Published: 25 January 2012



Semantic Web technologies have been developed to overcome the limitations of the current Web and conventional data integration solutions. The Semantic Web is expected to link all the data present on the Internet instead of linking just documents. One of the foundations of the Semantic Web technologies is the knowledge representation language Resource Description Framework (RDF). Knowledge expressed in RDF is typically stored in so-called triple stores (also known as RDF stores), from which it can be retrieved with SPARQL, a language designed for querying RDF-based models. The Semantic Web technologies should allow federated queries over multiple triple stores. In this paper we compare the efficiency of a set of biologically relevant queries as applied to a number of different triple store implementations.
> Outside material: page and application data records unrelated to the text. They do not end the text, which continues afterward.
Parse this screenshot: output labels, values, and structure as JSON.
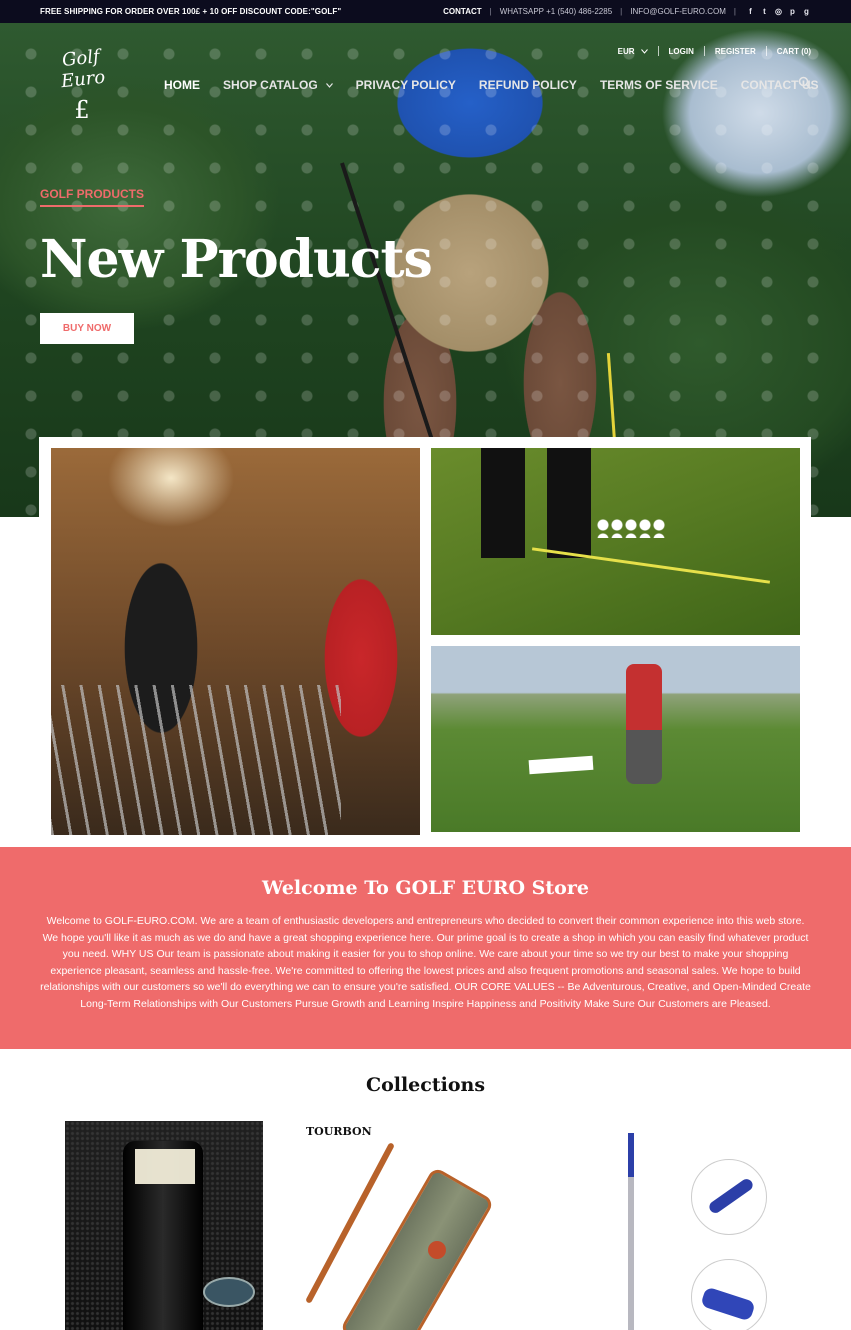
{
  "announcement": {
    "promo": "FREE SHIPPING FOR ORDER OVER 100£ + 10 OFF DISCOUNT CODE:\"GOLF\"",
    "contact": "CONTACT",
    "whatsapp": "WHATSAPP +1 (540) 486-2285",
    "email": "INFO@GOLF-EURO.COM",
    "social_icons": [
      "facebook-icon",
      "twitter-icon",
      "instagram-icon",
      "pinterest-icon",
      "google-plus-icon"
    ]
  },
  "logo": {
    "word": "Golf Euro",
    "symbol": "£"
  },
  "utility": {
    "currency": "EUR",
    "login": "LOGIN",
    "register": "REGISTER",
    "cart": "CART (0)"
  },
  "nav": {
    "items": [
      {
        "label": "HOME",
        "active": true
      },
      {
        "label": "SHOP CATALOG",
        "has_dropdown": true
      },
      {
        "label": "PRIVACY POLICY"
      },
      {
        "label": "REFUND POLICY"
      },
      {
        "label": "TERMS OF SERVICE"
      },
      {
        "label": "CONTACT US"
      }
    ],
    "search_icon": "search-icon"
  },
  "hero": {
    "kicker": "GOLF PRODUCTS",
    "headline": "New Products",
    "button": "BUY NOW",
    "prev_icon": "chevron-left-icon",
    "next_icon": "chevron-right-icon"
  },
  "welcome": {
    "title": "Welcome To GOLF EURO Store",
    "body": "Welcome to GOLF-EURO.COM. We are a team of enthusiastic developers and entrepreneurs who decided to convert their common experience into this web store. We hope you'll like it as much as we do and have a great shopping experience here. Our prime goal is to create a shop in which you can easily find whatever product you need. WHY US Our team is passionate about making it easier for you to shop online. We care about your time so we try our best to make your shopping experience pleasant, seamless and hassle-free. We're committed to offering the lowest prices and also frequent promotions and seasonal sales. We hope to build relationships with our customers so we'll do everything we can to ensure you're satisfied. OUR CORE VALUES -- Be Adventurous, Creative, and Open-Minded Create Long-Term Relationships with Our Customers Pursue Growth and Learning Inspire Happiness and Positivity Make Sure Our Customers are Pleased."
  },
  "collections": {
    "title": "Collections",
    "brand_mark": "TOURBON"
  },
  "colors": {
    "accent": "#ef6b6b",
    "topbar": "#0c0c1e"
  }
}
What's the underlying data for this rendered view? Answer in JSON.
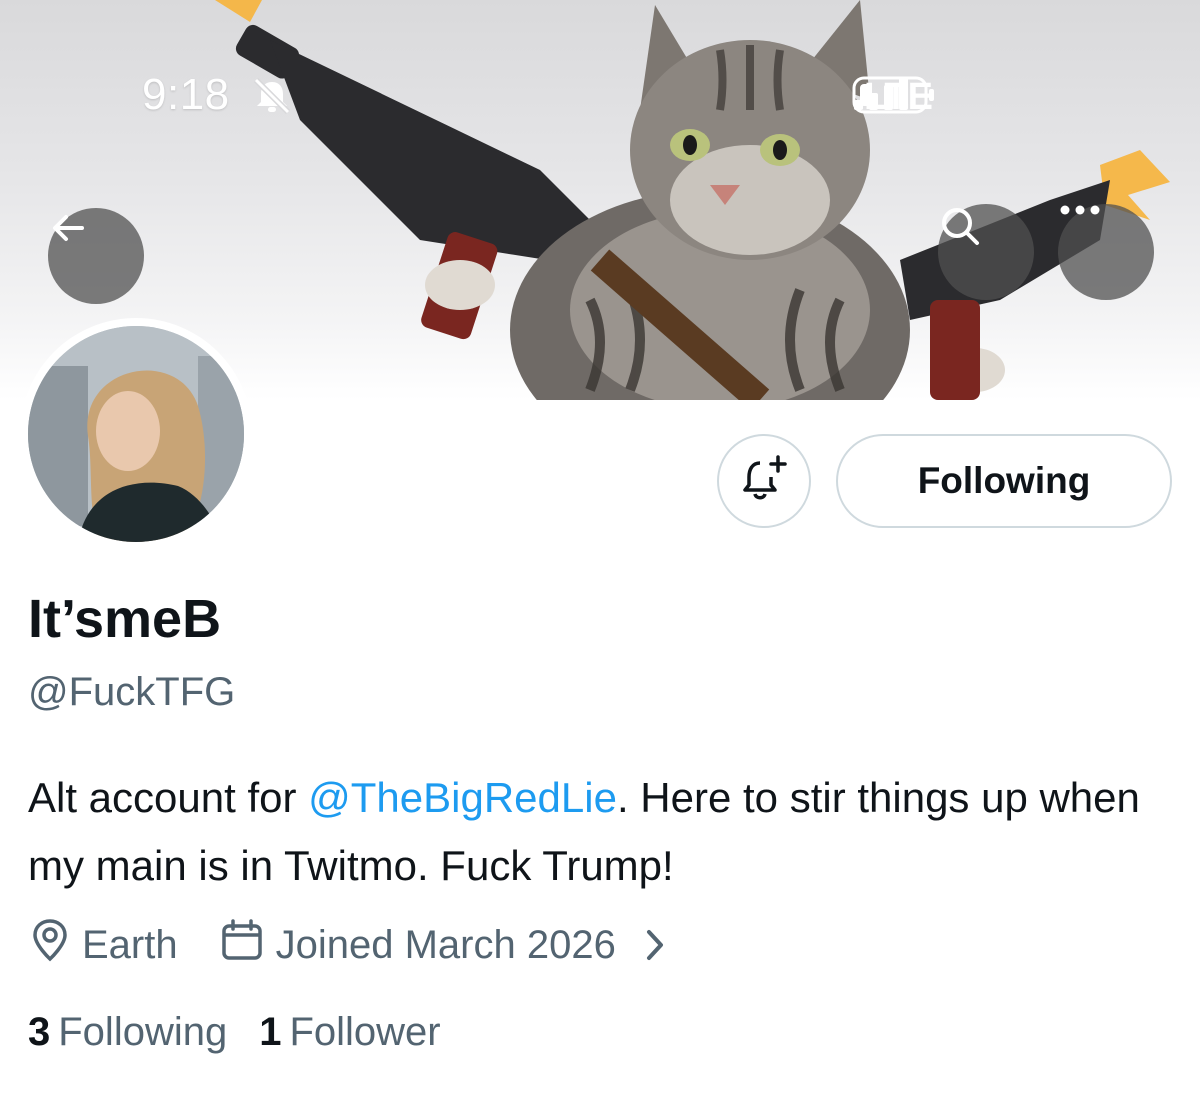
{
  "status_bar": {
    "time": "9:18",
    "network": "LTE"
  },
  "profile": {
    "display_name": "It’smeB",
    "handle": "@FuckTFG",
    "bio_prefix": "Alt account for ",
    "bio_mention": "@TheBigRedLie",
    "bio_suffix": ". Here to stir things up when my main is in Twitmo. Fuck Trump!",
    "location": "Earth",
    "joined": "Joined March 2026",
    "following_count": "3",
    "following_label": "Following",
    "followers_count": "1",
    "followers_label": "Follower"
  },
  "actions": {
    "follow_state_label": "Following"
  },
  "icons": {
    "back": "arrow-left-icon",
    "search": "search-icon",
    "more": "more-icon",
    "notify": "bell-plus-icon",
    "location": "location-pin-icon",
    "calendar": "calendar-icon",
    "mute": "bell-slash-icon",
    "signal": "signal-icon",
    "battery": "battery-icon"
  },
  "colors": {
    "link": "#1d9bf0",
    "secondary_text": "#536471",
    "primary_text": "#0f1419",
    "border": "#cfd9de"
  }
}
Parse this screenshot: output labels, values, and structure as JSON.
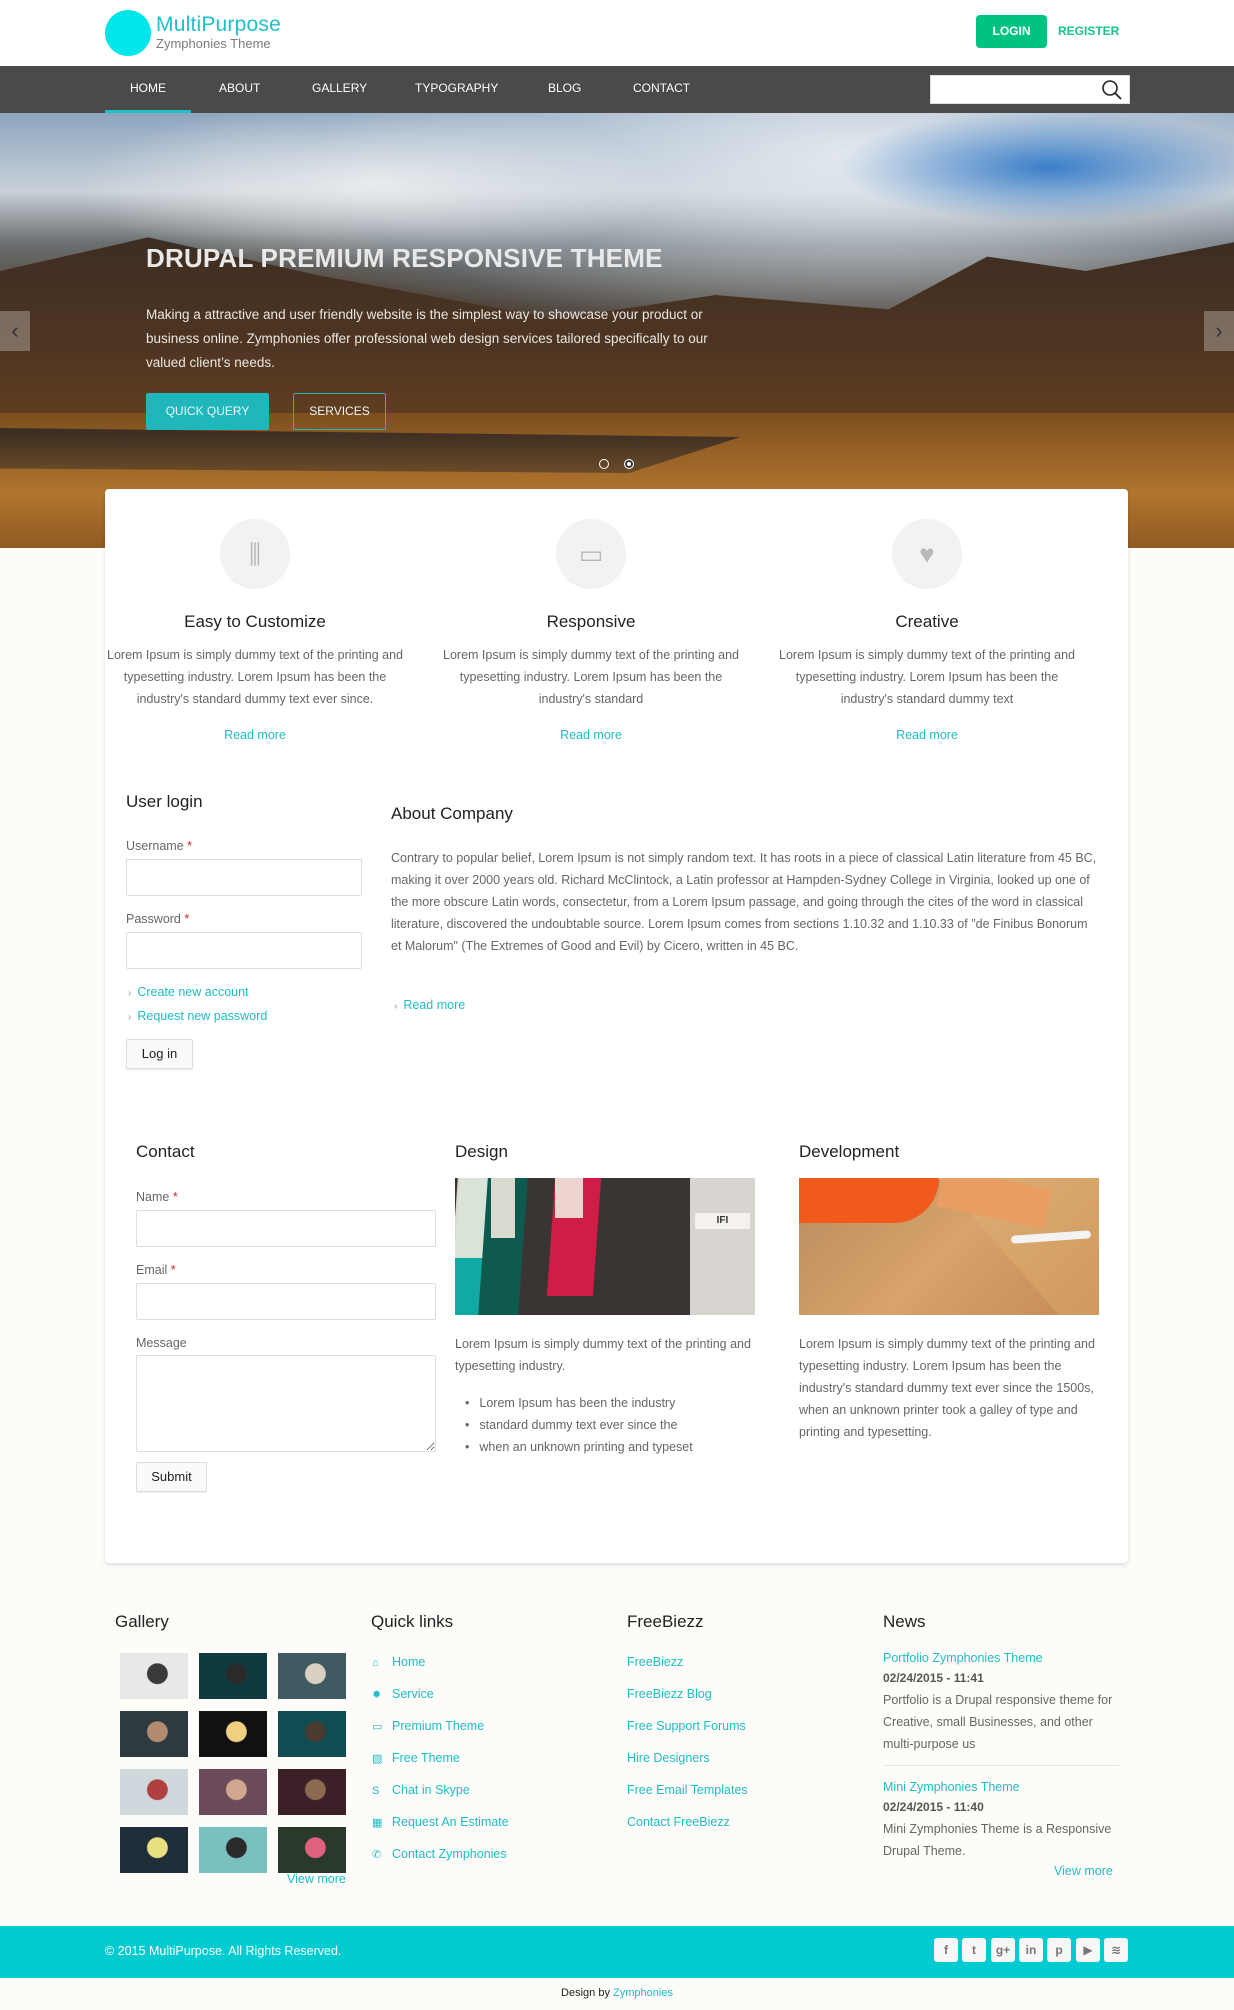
{
  "header": {
    "logo_title": "MultiPurpose",
    "logo_subtitle": "Zymphonies Theme",
    "login_label": "LOGIN",
    "register_label": "REGISTER",
    "accent_color": "#1fc1c9",
    "login_color": "#00c281"
  },
  "nav": {
    "items": [
      {
        "label": "HOME",
        "active": true
      },
      {
        "label": "ABOUT"
      },
      {
        "label": "GALLERY"
      },
      {
        "label": "TYPOGRAPHY"
      },
      {
        "label": "BLOG"
      },
      {
        "label": "CONTACT"
      }
    ],
    "search_value": "",
    "search_icon": "search-icon"
  },
  "hero": {
    "title": "DRUPAL PREMIUM RESPONSIVE THEME",
    "text": "Making a attractive and user friendly website is the simplest way to showcase your product or business online. Zymphonies offer professional web design services tailored specifically to our valued client’s needs.",
    "quick_query_label": "QUICK QUERY",
    "services_label": "SERVICES",
    "slides_count": 2,
    "active_slide": 2,
    "prev_icon": "chevron-left-icon",
    "next_icon": "chevron-right-icon"
  },
  "features": [
    {
      "icon": "sliders-icon",
      "title": "Easy to Customize",
      "text": "Lorem Ipsum is simply dummy text of the printing and typesetting industry. Lorem Ipsum has been the industry's standard dummy text ever since.",
      "link": "Read more"
    },
    {
      "icon": "monitor-icon",
      "title": "Responsive",
      "text": "Lorem Ipsum is simply dummy text of the printing and typesetting industry. Lorem Ipsum has been the industry's standard",
      "link": "Read more"
    },
    {
      "icon": "heart-icon",
      "title": "Creative",
      "text": "Lorem Ipsum is simply dummy text of the printing and typesetting industry. Lorem Ipsum has been the industry's standard dummy text",
      "link": "Read more"
    }
  ],
  "user_login": {
    "title": "User login",
    "username_label": "Username",
    "password_label": "Password",
    "required_mark": "*",
    "username_value": "",
    "password_value": "",
    "create_account": "Create new account",
    "request_password": "Request new password",
    "login_button": "Log in"
  },
  "about": {
    "title": "About Company",
    "text": "Contrary to popular belief, Lorem Ipsum is not simply random text. It has roots in a piece of classical Latin literature from 45 BC, making it over 2000 years old. Richard McClintock, a Latin professor at Hampden-Sydney College in Virginia, looked up one of the more obscure Latin words, consectetur, from a Lorem Ipsum passage, and going through the cites of the word in classical literature, discovered the undoubtable source. Lorem Ipsum comes from sections 1.10.32 and 1.10.33 of \"de Finibus Bonorum et Malorum\" (The Extremes of Good and Evil) by Cicero, written in 45 BC.",
    "read_more": "Read more"
  },
  "contact": {
    "title": "Contact",
    "name_label": "Name",
    "email_label": "Email",
    "message_label": "Message",
    "required_mark": "*",
    "name_value": "",
    "email_value": "",
    "message_value": "",
    "submit_label": "Submit"
  },
  "design": {
    "title": "Design",
    "text": "Lorem Ipsum is simply dummy text of the printing and typesetting industry.",
    "bullets": [
      "Lorem Ipsum has been the industry",
      "standard dummy text ever since the",
      "when an unknown printing and typeset"
    ]
  },
  "development": {
    "title": "Development",
    "text": "Lorem Ipsum is simply dummy text of the printing and typesetting industry. Lorem Ipsum has been the industry's standard dummy text ever since the 1500s, when an unknown printer took a galley of type and printing and typesetting."
  },
  "footer": {
    "gallery_title": "Gallery",
    "gallery_view_more": "View more",
    "gallery_thumbs": 12,
    "quick_links_title": "Quick links",
    "quick_links": [
      {
        "icon": "home-icon",
        "label": "Home"
      },
      {
        "icon": "gear-icon",
        "label": "Service"
      },
      {
        "icon": "laptop-icon",
        "label": "Premium Theme"
      },
      {
        "icon": "image-icon",
        "label": "Free Theme"
      },
      {
        "icon": "skype-icon",
        "label": "Chat in Skype"
      },
      {
        "icon": "table-icon",
        "label": "Request An Estimate"
      },
      {
        "icon": "phone-icon",
        "label": "Contact Zymphonies"
      }
    ],
    "freebiezz_title": "FreeBiezz",
    "freebiezz_links": [
      "FreeBiezz",
      "FreeBiezz Blog",
      "Free Support Forums",
      "Hire Designers",
      "Free Email Templates",
      "Contact FreeBiezz"
    ],
    "news_title": "News",
    "news": [
      {
        "title": "Portfolio Zymphonies Theme",
        "date": "02/24/2015 - 11:41",
        "body": "Portfolio is a Drupal responsive theme for Creative, small Businesses, and other multi-purpose us"
      },
      {
        "title": "Mini Zymphonies Theme",
        "date": "02/24/2015 - 11:40",
        "body": "Mini Zymphonies Theme is a Responsive Drupal Theme."
      }
    ],
    "news_view_more": "View more",
    "copyright": "© 2015 MultiPurpose. All Rights Reserved.",
    "social": [
      {
        "icon": "facebook-icon",
        "glyph": "f"
      },
      {
        "icon": "twitter-icon",
        "glyph": "t"
      },
      {
        "icon": "google-plus-icon",
        "glyph": "g+"
      },
      {
        "icon": "linkedin-icon",
        "glyph": "in"
      },
      {
        "icon": "pinterest-icon",
        "glyph": "p"
      },
      {
        "icon": "youtube-icon",
        "glyph": "▶"
      },
      {
        "icon": "rss-icon",
        "glyph": "≋"
      }
    ],
    "design_by_prefix": "Design by",
    "design_by_link": "Zymphonies",
    "bar_color": "#00cbd1"
  }
}
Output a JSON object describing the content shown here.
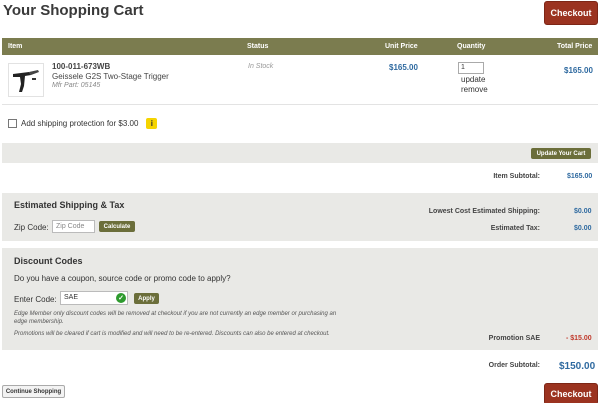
{
  "header": {
    "title": "Your Shopping Cart",
    "checkout_label": "Checkout"
  },
  "table": {
    "columns": {
      "item": "Item",
      "status": "Status",
      "unit_price": "Unit Price",
      "quantity": "Quantity",
      "total_price": "Total Price"
    }
  },
  "item": {
    "sku": "100-011-673WB",
    "name": "Geissele G2S Two-Stage Trigger",
    "mfr_part": "Mfr Part: 05145",
    "status": "In Stock",
    "unit_price": "$165.00",
    "quantity": "1",
    "update_label": "update",
    "remove_label": "remove",
    "total_price": "$165.00"
  },
  "shipping_protection": {
    "label": "Add shipping protection for $3.00",
    "info_glyph": "i"
  },
  "update_cart_label": "Update Your Cart",
  "subtotal": {
    "label": "Item Subtotal:",
    "value": "$165.00"
  },
  "estimate": {
    "title": "Estimated Shipping & Tax",
    "zip_label": "Zip Code:",
    "zip_placeholder": "Zip Code",
    "calculate_label": "Calculate",
    "shipping_label": "Lowest Cost Estimated Shipping:",
    "shipping_value": "$0.00",
    "tax_label": "Estimated Tax:",
    "tax_value": "$0.00"
  },
  "discount": {
    "title": "Discount Codes",
    "question": "Do you have a coupon, source code or promo code to apply?",
    "code_label": "Enter Code:",
    "code_value": "SAE",
    "apply_label": "Apply",
    "note1": "Edge Member only discount codes will be removed at checkout if you are not currently an edge member or purchasing an edge membership.",
    "note2": "Promotions will be cleared if cart is modified and will need to be re-entered. Discounts can also be entered at checkout.",
    "promo_label": "Promotion SAE",
    "promo_value": "- $15.00"
  },
  "order_subtotal": {
    "label": "Order Subtotal:",
    "value": "$150.00"
  },
  "continue_label": "Continue Shopping",
  "colors": {
    "accent": "#9b3320",
    "header_bar": "#7b7c4f",
    "price_blue": "#2f6aa0",
    "promo_red": "#c0392b"
  }
}
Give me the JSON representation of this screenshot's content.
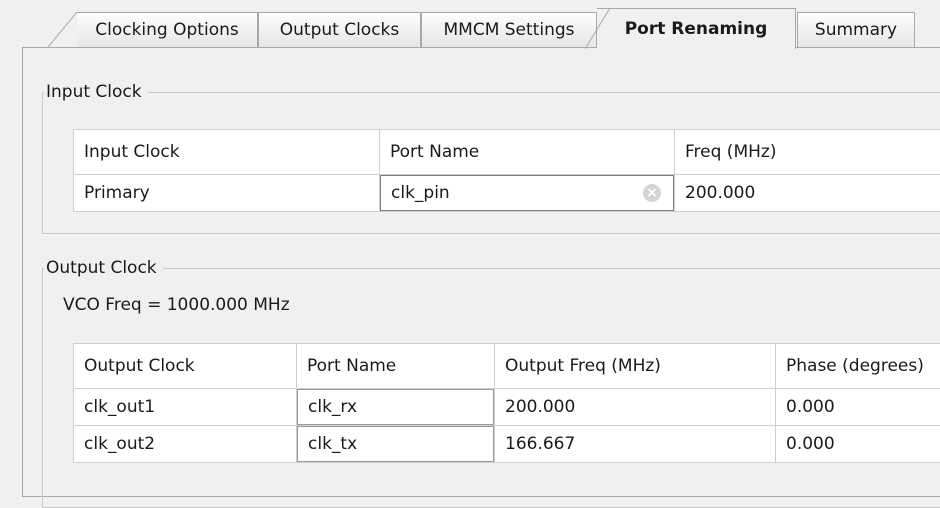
{
  "tabs": [
    {
      "label": "Clocking Options",
      "active": false
    },
    {
      "label": "Output Clocks",
      "active": false
    },
    {
      "label": "MMCM Settings",
      "active": false
    },
    {
      "label": "Port Renaming",
      "active": true
    },
    {
      "label": "Summary",
      "active": false
    }
  ],
  "input_clock": {
    "title": "Input Clock",
    "headers": [
      "Input Clock",
      "Port Name",
      "Freq (MHz)"
    ],
    "rows": [
      {
        "clock": "Primary",
        "port": "clk_pin",
        "freq": "200.000"
      }
    ]
  },
  "output_clock": {
    "title": "Output Clock",
    "vco": "VCO Freq = 1000.000 MHz",
    "headers": [
      "Output Clock",
      "Port Name",
      "Output Freq (MHz)",
      "Phase (degrees)"
    ],
    "rows": [
      {
        "clock": "clk_out1",
        "port": "clk_rx",
        "freq": "200.000",
        "phase": "0.000"
      },
      {
        "clock": "clk_out2",
        "port": "clk_tx",
        "freq": "166.667",
        "phase": "0.000"
      }
    ]
  }
}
Previously we developed a library of queries to guide the use of our knowledge base Cell Cycle Ontology implemented as a triple store. We have now compared the performance of these queries on five non-commercial triple stores: OpenLink Virtuoso (Open-Source Edition), Jena SDB, Jena TDB, SwiftOWLIM and 4Store. We examined three performance aspects: the data uploading time, the query execution time and the scalability. The queries we had chosen addressed diverse ontological or biological questions, and we found that individual store performance was quite query-specific. We identified three groups of queries displaying similar behaviour across the different stores: 1) relatively short response time queries, 2) moderate response time queries and 3) relatively long response time queries. SwiftOWLIM proved to be a winner in the first group, 4Store in the second one and Virtuoso in the third one.


Our analysis showed that some queries behaved idiosyncratically, in a triple store specific manner, mainly with SwiftOWLIM and 4Store. Virtuoso, as expected, displayed a very balanced performance - its load time and its response time for all the tested queries were better than average among the selected stores; it showed a very good scalability and a reasonable run-to-run reproducibility. Jena SDB and Jena TDB were consistently slower than the other three implementations. Our analysis demonstrated that most queries developed for Virtuoso could be successfully used for other implementations.